Biosphere Reserves are specially protected areas where diverse plants and animals exist with some level of human activity to conserve biodiversity and sustainable development and also serve as referral systems for monitoring and evaluating changes in natural ecosystems.
Out of the network of 727 reserves in 131countries, Ghana is currently hosting three, comprising Bia Biosphere Reserve, the largest, located in the Western Region (since 1983); Songor Ramsar Site in Greater Accra (2011) and Lake Bosomtwe Biosphere Reserve in Ashanti (2016).
The potential sites include Nzulezu Wetland; Jachie Sacred Grove; Mpirisi Sacred Groove; Boateng-Fiema Monkey Sanctuary; Atiwa Forest Reserve; Shai Hills Reserve; the Kakum, Mole, Digya and Bui national parks; Gbele Resources Reserve; Tano-Ofei Range; Apedwa Hills; Kwahu Scarp; Kyaboo Transboundary Reserve, and Mount Afadzato and Agumatsa Wildlife Sanctuary.
This came to light at the launch of a handbook for the mainstreaming of the Biosphere Reserve concept into development planning, held on Tuesday at Sege in the Ada West District.
The 47-page manual is to make biosphere issues a normal component in the national development planning and budgeting process at all levels as the basis for sustainable financing of its activities.
It was designed by the National Committee of the UNESCO Man and the Biosphere (MAB) hosted by the Environmental Protection Agency (EPA) with support from the National Development Planning Commission (NDPC); Forestry Commission, academia, and some district assemblies.
In a presentation, the MAB subcommittee chair, Prof. Dennis Aheto, said the development of the handbook started in 2018 in line with the Ghana Action plan(2018- 2025) for the MAB programme, a requirement of the network of world biosphere reserves network as well as the United Nations Sustainable Development Goals.
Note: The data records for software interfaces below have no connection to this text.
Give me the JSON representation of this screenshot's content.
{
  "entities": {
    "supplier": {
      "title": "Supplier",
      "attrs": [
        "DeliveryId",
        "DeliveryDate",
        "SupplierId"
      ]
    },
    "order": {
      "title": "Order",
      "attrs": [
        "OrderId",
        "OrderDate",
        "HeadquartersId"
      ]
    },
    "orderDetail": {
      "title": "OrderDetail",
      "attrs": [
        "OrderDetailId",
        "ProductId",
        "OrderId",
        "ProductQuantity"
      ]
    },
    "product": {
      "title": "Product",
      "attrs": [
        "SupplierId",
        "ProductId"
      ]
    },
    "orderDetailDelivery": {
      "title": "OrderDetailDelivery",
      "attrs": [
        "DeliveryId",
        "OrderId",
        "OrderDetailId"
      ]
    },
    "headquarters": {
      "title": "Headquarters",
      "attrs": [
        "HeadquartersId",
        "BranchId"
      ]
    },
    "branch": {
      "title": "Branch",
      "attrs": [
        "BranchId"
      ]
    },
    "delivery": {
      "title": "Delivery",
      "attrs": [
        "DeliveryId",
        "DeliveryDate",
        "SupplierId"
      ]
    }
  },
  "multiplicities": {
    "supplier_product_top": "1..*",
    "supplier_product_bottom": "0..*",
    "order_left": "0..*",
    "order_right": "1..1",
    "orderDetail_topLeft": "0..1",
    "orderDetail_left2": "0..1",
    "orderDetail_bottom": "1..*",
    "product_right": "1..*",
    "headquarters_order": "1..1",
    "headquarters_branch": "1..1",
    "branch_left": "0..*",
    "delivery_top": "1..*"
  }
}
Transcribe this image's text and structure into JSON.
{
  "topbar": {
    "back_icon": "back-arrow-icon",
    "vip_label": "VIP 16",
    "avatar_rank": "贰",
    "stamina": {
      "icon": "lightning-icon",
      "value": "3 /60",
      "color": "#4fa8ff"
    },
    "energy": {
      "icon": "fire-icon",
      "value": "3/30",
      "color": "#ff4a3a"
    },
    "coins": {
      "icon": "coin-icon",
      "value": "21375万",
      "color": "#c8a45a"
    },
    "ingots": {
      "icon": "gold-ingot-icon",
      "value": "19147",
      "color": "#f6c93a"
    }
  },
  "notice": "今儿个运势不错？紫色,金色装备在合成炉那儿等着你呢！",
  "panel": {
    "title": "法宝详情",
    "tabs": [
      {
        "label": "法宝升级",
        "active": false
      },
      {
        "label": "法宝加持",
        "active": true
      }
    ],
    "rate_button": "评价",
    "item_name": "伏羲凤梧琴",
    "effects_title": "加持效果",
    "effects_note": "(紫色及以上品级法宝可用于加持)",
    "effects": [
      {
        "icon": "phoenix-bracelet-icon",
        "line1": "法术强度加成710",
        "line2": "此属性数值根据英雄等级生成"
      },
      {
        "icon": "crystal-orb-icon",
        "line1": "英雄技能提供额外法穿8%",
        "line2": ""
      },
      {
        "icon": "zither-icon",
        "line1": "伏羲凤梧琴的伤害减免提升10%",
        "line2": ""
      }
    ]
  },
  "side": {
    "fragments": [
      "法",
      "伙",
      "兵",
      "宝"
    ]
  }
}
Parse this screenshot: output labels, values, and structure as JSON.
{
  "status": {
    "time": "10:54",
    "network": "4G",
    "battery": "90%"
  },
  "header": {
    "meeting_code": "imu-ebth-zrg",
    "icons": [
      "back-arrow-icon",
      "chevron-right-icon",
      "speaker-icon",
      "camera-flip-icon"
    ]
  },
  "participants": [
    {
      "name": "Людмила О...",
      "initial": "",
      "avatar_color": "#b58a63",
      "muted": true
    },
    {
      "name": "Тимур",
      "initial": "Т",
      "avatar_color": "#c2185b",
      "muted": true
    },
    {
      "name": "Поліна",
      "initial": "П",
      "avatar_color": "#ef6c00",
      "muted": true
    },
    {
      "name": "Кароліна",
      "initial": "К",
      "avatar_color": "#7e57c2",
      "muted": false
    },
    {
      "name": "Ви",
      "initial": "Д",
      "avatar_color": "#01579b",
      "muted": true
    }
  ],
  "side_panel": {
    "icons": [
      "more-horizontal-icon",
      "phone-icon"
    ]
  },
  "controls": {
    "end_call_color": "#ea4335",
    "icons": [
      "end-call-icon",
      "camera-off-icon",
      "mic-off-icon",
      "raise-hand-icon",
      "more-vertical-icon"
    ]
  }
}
The mainstreaming activities in the book, he said, included stakeholder engagements; communication and information sharing; capacity building and conscious allocation of funds for biosphere related activities.
“Biosphere reserves are models for sustainable development and research laboratories for climate change mitigation and adoption. They are also tools for the attainment of all the SDGs and we must work to protect them,” he said.
The Secretary-General for the Ghana Commission for UNESCO, Ama Nerquaye-Tetteh, commended Ghana for its tree planting exercise; support for global environmental initiatives, and the development of the manual and urged the country to do more to protect its reserves.
The Director-General of the NDPC, Dr Kodjo Mensah-Abrampa, said the effective way of implementing national policies was through integration into all levels of planning.
Describing the biosphere as critical to the country’s sustainable development, he urged all districts to take the handbook seriously and urged stakeholders to monitor and ensure its content was implemented.
On behalf of the EPA, the Ghana MAB coordinator, Sheila Ashong, expressed the hope that the strong stakeholder engagement held over the period would propel the implementation of the activities outlined in the document for collective gains.
The District Chief Executive, SampsonKpankpah, pledged to ensure that the assembly which hosts the second biggest biosphere reserve in the country will implement all policies and strategies.
FROM JONATHAN DONKOR, SEGE (ADA WEST)
PHOTOS BY VINCENT